Right now, before Wednesday’s games, they are 64-56, which isn’t bad at all considering the expectations weren’t exactly high to begin the year.
They are actually not that far from the Wild Card spots, at four games behind the second one.
The problem is that there are five teams with a realistic chance of getting two spots, and all of them are extremely competitive.
The New York Yankees, Boston Red Sox, Toronto Blue Jays, and Oakland Athletics join the Mariners in the quest for October via the Wild Card.
Seattle looks like the weakest of those five clubs.
The Future Is Bright In Seattle
However, even if they don’t make it this year, Seattle knows that they will be in the thick of things as soon as 2022, and that’s in large part due to one of the most promising collection of young players.
Pitchers Emerson Hancock, George Kirby, and Logan Gilbert are seen as rotation anchors, while Julio Rodriguez, Noelvi Marte, Kyle Lewis, and Evan White are the sluggers of tomorrow.
All of them, however, are led by one of the most talented young outfielders in the American League: Jarred Kelenic.
His overall slash line is rather unimpressive, at .151/.243/.280 with six homers and three stolen bases, but he is still 21 years old and adjusting to the best pitchers in the world.
Kelenic struggled mightily in his first exposure to MLB pitching, hitting .096/.185/.193 (8-for-92) with two home runs and lots of strikeouts.
The Mariners sent him to Triple-A to regain his confidence, and he started hitting again.
He dominated Triple-A pitchers before being called up the first time and after being sent down, so it’s clearly a matter of getting used to major league pitching.
He has nothing left to prove in the minor leagues.
After being called up for the second time on July 16, the lefty-hitting outfielder is batting .194/.288/.350 with four homers.
Still not ideal, but an improvement over his first showing.
Seattle Needs To Be Patient With Kelenic
Kelenic has all the looks of a player who will take a while to fully take off, but once he does, he will silence his doubters in a big way.
Jarred Kelenic with absurd rookie power to left field. Just hammers a first pitch fastball for the oppo solo bomb. 384 feet …. damn
— Ryan Divish (@RyanDivish) August 15, 2021

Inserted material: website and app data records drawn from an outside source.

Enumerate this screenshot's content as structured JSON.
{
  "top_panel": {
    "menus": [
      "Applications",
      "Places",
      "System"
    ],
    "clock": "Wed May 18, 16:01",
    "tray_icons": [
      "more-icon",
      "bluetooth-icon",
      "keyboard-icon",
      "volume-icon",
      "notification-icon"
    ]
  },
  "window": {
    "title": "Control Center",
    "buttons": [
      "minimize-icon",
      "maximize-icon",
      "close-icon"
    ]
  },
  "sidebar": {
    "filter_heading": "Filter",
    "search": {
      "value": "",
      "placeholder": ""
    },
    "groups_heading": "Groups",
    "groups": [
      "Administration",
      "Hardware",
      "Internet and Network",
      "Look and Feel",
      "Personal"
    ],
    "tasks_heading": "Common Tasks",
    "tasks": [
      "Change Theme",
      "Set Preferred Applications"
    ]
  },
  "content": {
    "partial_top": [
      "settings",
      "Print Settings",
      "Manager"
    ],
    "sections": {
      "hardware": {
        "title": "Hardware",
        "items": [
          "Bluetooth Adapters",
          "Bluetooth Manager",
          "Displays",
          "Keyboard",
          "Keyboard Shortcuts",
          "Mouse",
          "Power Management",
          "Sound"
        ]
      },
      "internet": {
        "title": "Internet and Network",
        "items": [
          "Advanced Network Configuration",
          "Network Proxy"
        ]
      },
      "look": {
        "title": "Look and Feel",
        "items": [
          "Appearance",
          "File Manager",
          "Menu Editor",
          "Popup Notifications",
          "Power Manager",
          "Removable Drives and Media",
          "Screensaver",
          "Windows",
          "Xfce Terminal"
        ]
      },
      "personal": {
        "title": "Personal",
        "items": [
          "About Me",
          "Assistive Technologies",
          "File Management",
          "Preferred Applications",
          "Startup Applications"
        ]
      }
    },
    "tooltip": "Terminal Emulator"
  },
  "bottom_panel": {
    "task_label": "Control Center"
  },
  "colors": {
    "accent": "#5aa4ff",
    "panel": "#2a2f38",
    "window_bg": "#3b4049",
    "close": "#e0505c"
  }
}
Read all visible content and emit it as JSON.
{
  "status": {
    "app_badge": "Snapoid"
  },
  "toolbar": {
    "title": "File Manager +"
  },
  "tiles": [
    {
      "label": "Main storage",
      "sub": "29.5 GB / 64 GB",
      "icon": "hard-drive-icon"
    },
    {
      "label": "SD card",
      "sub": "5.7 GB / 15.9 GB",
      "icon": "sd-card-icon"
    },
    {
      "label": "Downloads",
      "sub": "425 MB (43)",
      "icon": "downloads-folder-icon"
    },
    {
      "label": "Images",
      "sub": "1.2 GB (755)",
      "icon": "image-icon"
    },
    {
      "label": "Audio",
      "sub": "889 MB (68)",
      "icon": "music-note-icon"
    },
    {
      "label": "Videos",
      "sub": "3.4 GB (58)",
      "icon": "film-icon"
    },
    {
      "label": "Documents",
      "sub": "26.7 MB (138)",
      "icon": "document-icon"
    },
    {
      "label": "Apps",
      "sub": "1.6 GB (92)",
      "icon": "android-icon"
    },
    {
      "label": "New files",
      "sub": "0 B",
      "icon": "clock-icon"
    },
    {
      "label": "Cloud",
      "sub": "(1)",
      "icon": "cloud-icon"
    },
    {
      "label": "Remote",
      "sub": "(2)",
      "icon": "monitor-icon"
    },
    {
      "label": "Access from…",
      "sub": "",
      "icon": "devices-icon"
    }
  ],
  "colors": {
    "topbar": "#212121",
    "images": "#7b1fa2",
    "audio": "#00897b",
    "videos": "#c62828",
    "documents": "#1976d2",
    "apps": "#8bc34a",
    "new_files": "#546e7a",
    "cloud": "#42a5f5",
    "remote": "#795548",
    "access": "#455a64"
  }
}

His batting average on balls in play, or BABIP, suggests he has been extremely unlucky.
He has a .177 BABIP, when the league average is close to .300.
He doesn’t hit too many liners and his hard-hit rate isn’t particularly high at 36.9 percent, but even considering those things, his BABIP is unsustainably low and should increase going forward, taking his batting average up in the process.
He is still striking out too much, but his tools and minor league success suggest that he will likely make adjustments eventually.
He is a good fielder who can cover the three outfield positions, is fast, and has good knowledge of the strike zone.
Jarred Kelenic hustle double sprint speed: 28.4 ft/sec
MLB avg = 27 ft/sec
Elite = 30 ft/sec
— Sarah Langs (@SlangsOnSports) August 12, 2021
He just needs to build confidence and be more aggressive at the plate, where he often lets hittable strikes go by.
He may not bust out this year, but Jarred Kelenic remains the hope of the Mariners’ fanbase.NEXT: Mariners Slowly Starting To Fade In Wild Card Hunt